The Constitution of the United States of America is arguably the greatest single document ever penned related to freedom, government and goverance. The Constitution was no accident and was the product of an evolving set of principles that was finally crystalized during that hot summer in Philadelphia in 1787. The government outlined in the Constitution clearly drew lines of distinction between not only the levels of government (state and central) but also among the branches of government at the national level. This system of separation of powers and the checks and balances codified in the Constitution was, in theory, established to keep power from being concentrated in a single branch or at a single level of government. Though there have been severe strains to the Constitution throughout the nation's history, the document remains the absolute cornerstone of American exceptionality.
Johannes Althusius, writing in the early 17th century, described a set of ideas that would eventually be captured in the Constitution. Althusius believed that individuals were part of a system of communities and that those communities were to be governed by prudent magistrates. Those magistrates were to govern in accordance with the desires of those that were members of the community--governing at the behest of the governed. This approach to governance is called popular sovereignty. Althusius went on to describe the relationship between the people--citizens--and the magistrates as something more than a simple arrangement. He viewed these arrangements as being part of a covenant--a solemn promise to be kept among each citizen and between the citizens and the magistrates. He uses the Latin word "foedus" to describe this arrangement. Foedus means covenant. Thus, foedus is the root word for Federal, the system of government found uniquely in America.

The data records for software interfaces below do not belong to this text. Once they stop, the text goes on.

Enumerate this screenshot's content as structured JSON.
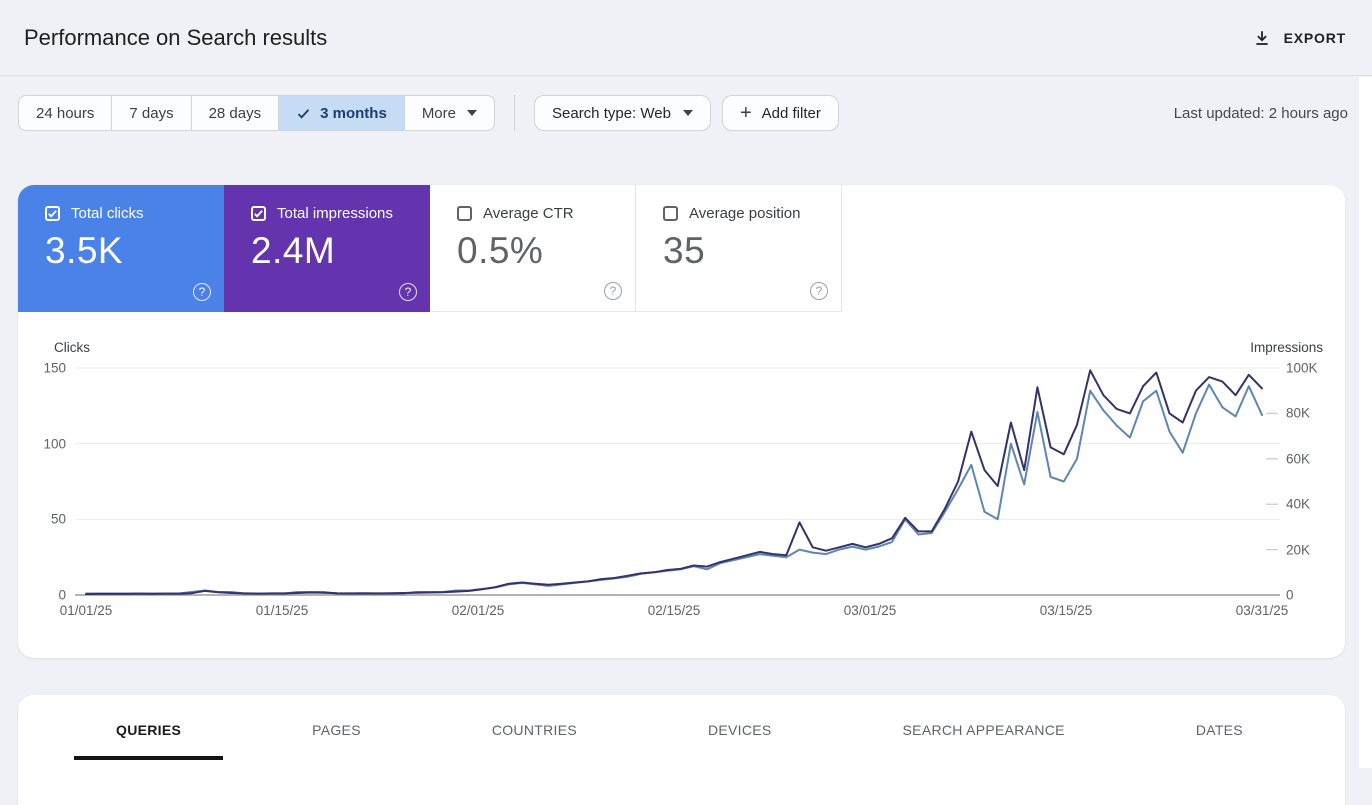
{
  "header": {
    "title": "Performance on Search results",
    "export_label": "EXPORT"
  },
  "filterbar": {
    "ranges": [
      {
        "label": "24 hours",
        "selected": false
      },
      {
        "label": "7 days",
        "selected": false
      },
      {
        "label": "28 days",
        "selected": false
      },
      {
        "label": "3 months",
        "selected": true
      },
      {
        "label": "More",
        "selected": false,
        "dropdown": true
      }
    ],
    "search_type_label": "Search type: Web",
    "add_filter_label": "Add filter",
    "last_updated": "Last updated: 2 hours ago"
  },
  "cards": [
    {
      "label": "Total clicks",
      "value": "3.5K",
      "checked": true,
      "color": "#4a82e8"
    },
    {
      "label": "Total impressions",
      "value": "2.4M",
      "checked": true,
      "color": "#6334ad"
    },
    {
      "label": "Average CTR",
      "value": "0.5%",
      "checked": false
    },
    {
      "label": "Average position",
      "value": "35",
      "checked": false
    }
  ],
  "icons": {
    "export": "download-icon",
    "range_selected": "check-icon",
    "dropdown": "caret-down-icon",
    "add_filter": "plus-icon",
    "card_checked": "checkbox-checked-icon",
    "card_unchecked": "checkbox-unchecked-icon",
    "help": "question-mark-circle-icon"
  },
  "chart_data": {
    "type": "line",
    "grid": "horizontal-only",
    "left_axis": {
      "label": "Clicks",
      "ticks": [
        0,
        50,
        100,
        150
      ],
      "max": 150
    },
    "right_axis": {
      "label": "Impressions",
      "ticks": [
        "0",
        "20K",
        "40K",
        "60K",
        "80K",
        "100K"
      ],
      "tick_values": [
        0,
        20000,
        40000,
        60000,
        80000,
        100000
      ],
      "max": 100000
    },
    "x_tick_labels": [
      "01/01/25",
      "01/15/25",
      "02/01/25",
      "02/15/25",
      "03/01/25",
      "03/15/25",
      "03/31/25"
    ],
    "x_range": [
      "01/01/25",
      "03/31/25"
    ],
    "series": [
      {
        "name": "Clicks",
        "axis": "left",
        "color": "#5d87b3",
        "values": [
          1,
          1,
          1,
          1,
          1,
          1,
          1,
          1,
          2,
          3,
          2,
          2,
          1,
          1,
          1,
          1,
          2,
          2,
          2,
          1,
          1,
          1,
          1,
          1,
          1,
          2,
          2,
          2,
          3,
          3,
          4,
          5,
          7,
          8,
          7,
          6,
          7,
          8,
          9,
          10,
          11,
          12,
          14,
          15,
          16,
          17,
          19,
          17,
          21,
          23,
          25,
          27,
          26,
          25,
          30,
          28,
          27,
          30,
          32,
          30,
          32,
          35,
          50,
          40,
          41,
          55,
          70,
          86,
          55,
          50,
          100,
          73,
          121,
          78,
          75,
          90,
          135,
          122,
          112,
          104,
          128,
          135,
          108,
          94,
          120,
          139,
          124,
          118,
          138,
          119
        ]
      },
      {
        "name": "Impressions",
        "axis": "right",
        "color": "#34326a",
        "values": [
          400,
          500,
          500,
          500,
          600,
          500,
          600,
          600,
          800,
          1800,
          1200,
          900,
          700,
          600,
          700,
          700,
          900,
          1100,
          1000,
          800,
          700,
          800,
          700,
          800,
          900,
          1000,
          1100,
          1200,
          1500,
          1800,
          2500,
          3500,
          5000,
          5500,
          5000,
          4500,
          5000,
          5500,
          6000,
          7000,
          7500,
          8500,
          9500,
          10000,
          11000,
          11500,
          13000,
          12500,
          14500,
          16000,
          17500,
          19000,
          18000,
          17500,
          32000,
          21000,
          19500,
          21000,
          22500,
          21000,
          22500,
          25000,
          34000,
          28000,
          28000,
          38000,
          50000,
          72000,
          55000,
          48000,
          76000,
          55000,
          91500,
          65000,
          62000,
          75000,
          99000,
          88000,
          82000,
          80000,
          92000,
          98000,
          80000,
          76000,
          90000,
          96000,
          94000,
          88000,
          97000,
          91000
        ]
      }
    ]
  },
  "tabs": [
    {
      "label": "QUERIES",
      "active": true
    },
    {
      "label": "PAGES",
      "active": false
    },
    {
      "label": "COUNTRIES",
      "active": false
    },
    {
      "label": "DEVICES",
      "active": false
    },
    {
      "label": "SEARCH APPEARANCE",
      "active": false
    },
    {
      "label": "DATES",
      "active": false
    }
  ]
}
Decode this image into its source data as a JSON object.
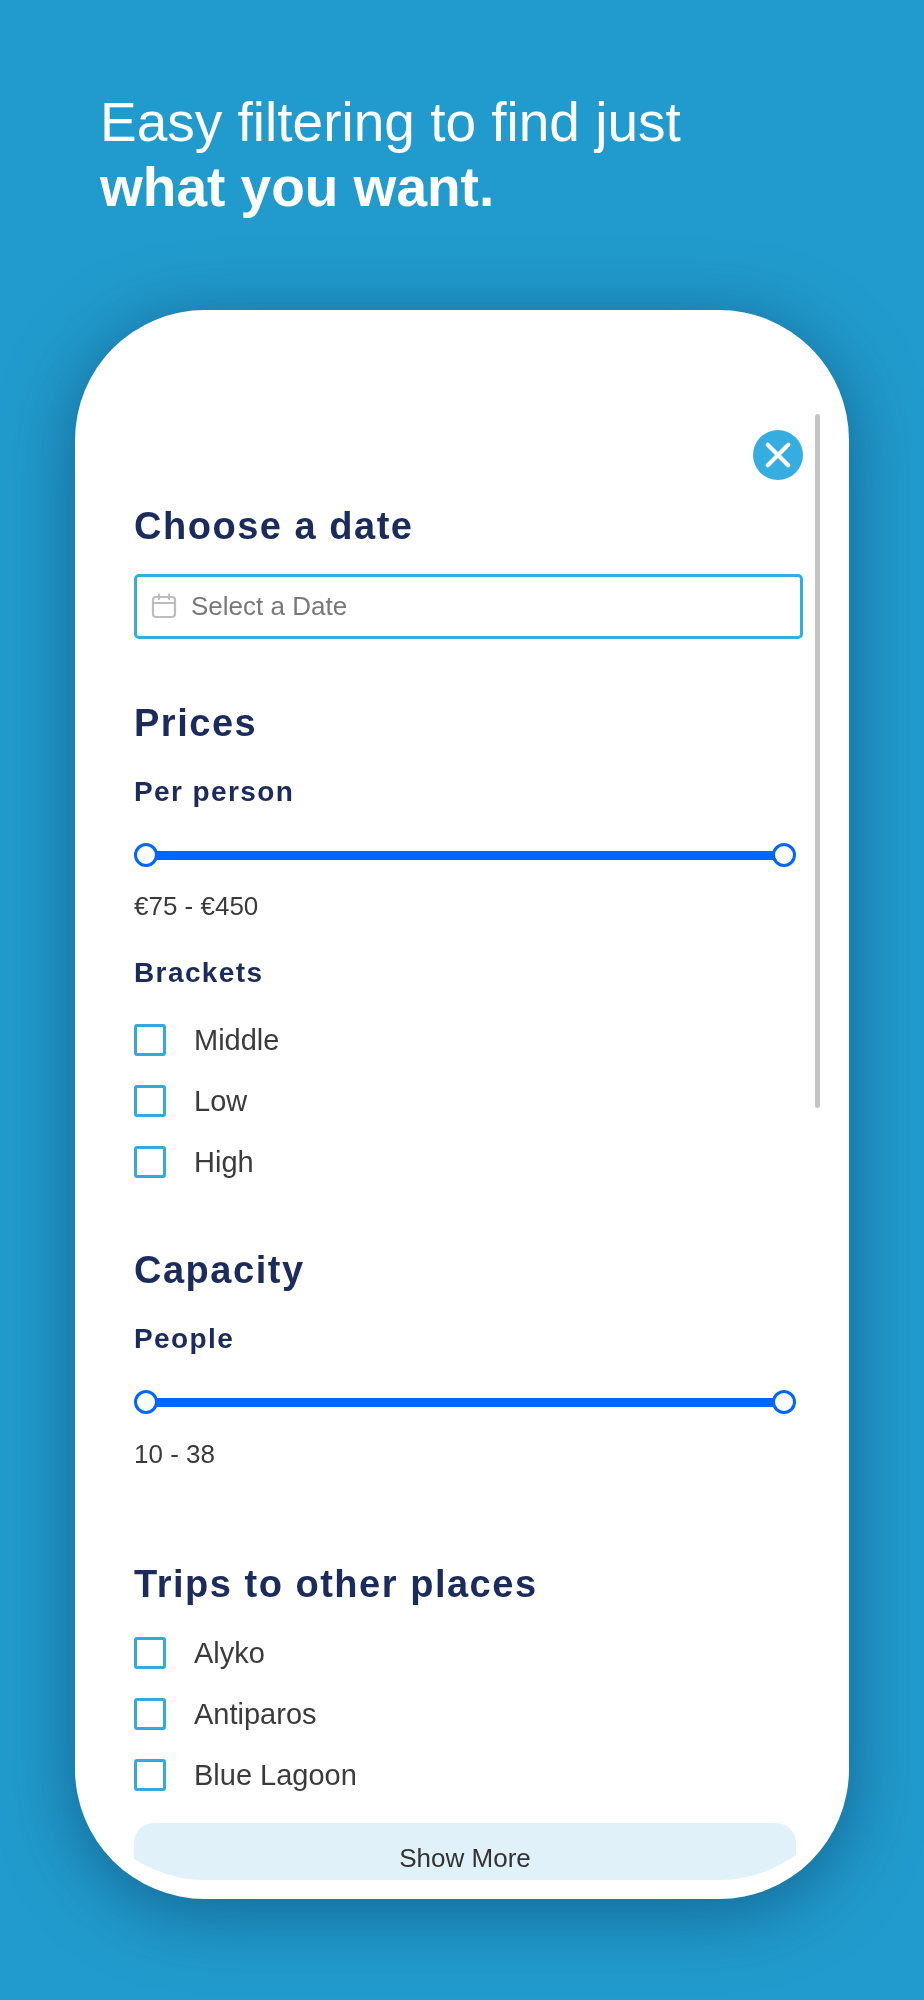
{
  "headline": "Easy filtering to find just **what you want.**",
  "date": {
    "title": "Choose a date",
    "date_field": {
      "placeholder": "Select a Date"
    }
  },
  "prices": {
    "title": "Prices",
    "slider_label": "Per person",
    "slider": {
      "thumbs": [
        {
          "level": 0
        },
        {
          "level": 1
        }
      ]
    },
    "range_text": "€75 - €450",
    "brackets_label": "Brackets",
    "brackets": [
      {
        "label": "Middle",
        "checked": false
      },
      {
        "label": "Low",
        "checked": false
      },
      {
        "label": "High",
        "checked": false
      }
    ]
  },
  "capacity": {
    "title": "Capacity",
    "slider_label": "People",
    "slider": {
      "thumbs": [
        {
          "level": 0
        },
        {
          "level": 1
        }
      ]
    },
    "range_text": "10 - 38"
  },
  "places": {
    "title": "Trips to other places",
    "items": [
      {
        "label": "Alyko",
        "checked": false
      },
      {
        "label": "Antiparos",
        "checked": false
      },
      {
        "label": "Blue Lagoon",
        "checked": false
      }
    ],
    "show_more_button": "Show More"
  }
}
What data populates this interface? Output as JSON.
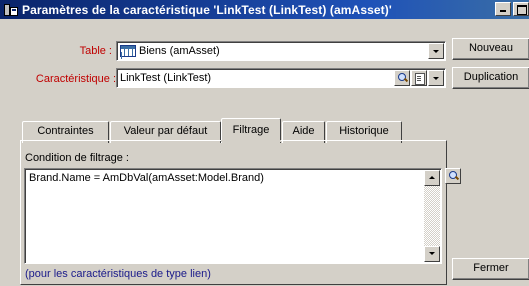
{
  "window": {
    "title": "Paramètres de la caractéristique 'LinkTest (LinkTest) (amAsset)'"
  },
  "form": {
    "table_label": "Table :",
    "table_value": "Biens (amAsset)",
    "characteristic_label": "Caractéristique :",
    "characteristic_value": "LinkTest (LinkTest)"
  },
  "buttons": {
    "new": "Nouveau",
    "duplicate": "Duplication",
    "close": "Fermer"
  },
  "tabs": [
    {
      "label": "Contraintes",
      "active": false
    },
    {
      "label": "Valeur par défaut",
      "active": false
    },
    {
      "label": "Filtrage",
      "active": true
    },
    {
      "label": "Aide",
      "active": false
    },
    {
      "label": "Historique",
      "active": false
    }
  ],
  "filter": {
    "label": "Condition de filtrage :",
    "value": "Brand.Name = AmDbVal(amAsset:Model.Brand)",
    "hint": "(pour les caractéristiques de type lien)"
  },
  "colors": {
    "title_bar": "#0a246a",
    "required_label": "#c00000",
    "hint_text": "#1a1a8a",
    "dialog_bg": "#d4d0c8"
  },
  "icons": {
    "table_icon": "table-icon",
    "search_icon": "magnifier-icon",
    "detail_icon": "detail-icon",
    "dropdown_icon": "chevron-down-icon"
  }
}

The idea of covenant was reinforced by the Pilgrims coming over in the Mayflower. All the adult men on the ship decided upon and signed the Mayflower Compact. The aim of the compact was to gain the promise from each man to serve God, develop a social structure based on common law. These men and their families considered the compact a covenant--that solemn promise that compels each member to do their part to support and defend the agreed upon structures.
Consistent with the ideas advanced by Althusius and the Mayflower Compact were the ideas associated with connectivity between natural law and common law. Natural laws were those that were visited upon mankind by a supreme being--God. These laws are universal and cannot be taken away or tempered by man. In the Declaration of Independence, we find the words concerning our unalienable rights. The notion of unalienable rights was carried into the preamble of the Constitution.
Common laws are those that allow for the orderly organization of socieity. The common laws are those that outline the behaviors that are acceptable and unacceptable in society. Each individual, in order to uphold his or her role in society, must adhere to these common laws. When common laws are written down, they become public law. Thus, the Constitution is the written record of the common laws that were meant to provide structure to the American society.
The Constitution clearly establishes the social, political and economic structures of America. To that end, our Founders codified their beliefs in limited government, a separation of powers, the rule of law, checks and balances, the protection of private property and the protection of individual liberty. Our Founders feared the concentration of power in "imprudent magistrates" and worked to establish that power, if it is to be concentrated, must be held by the "community of souls," the people of the United States.
The Constitution is not an inconvenient set of rules that are to be interpreted by each generation that comes along. The Constitution is enduring and perpetual and should be considered the bedrock of American exceptionality.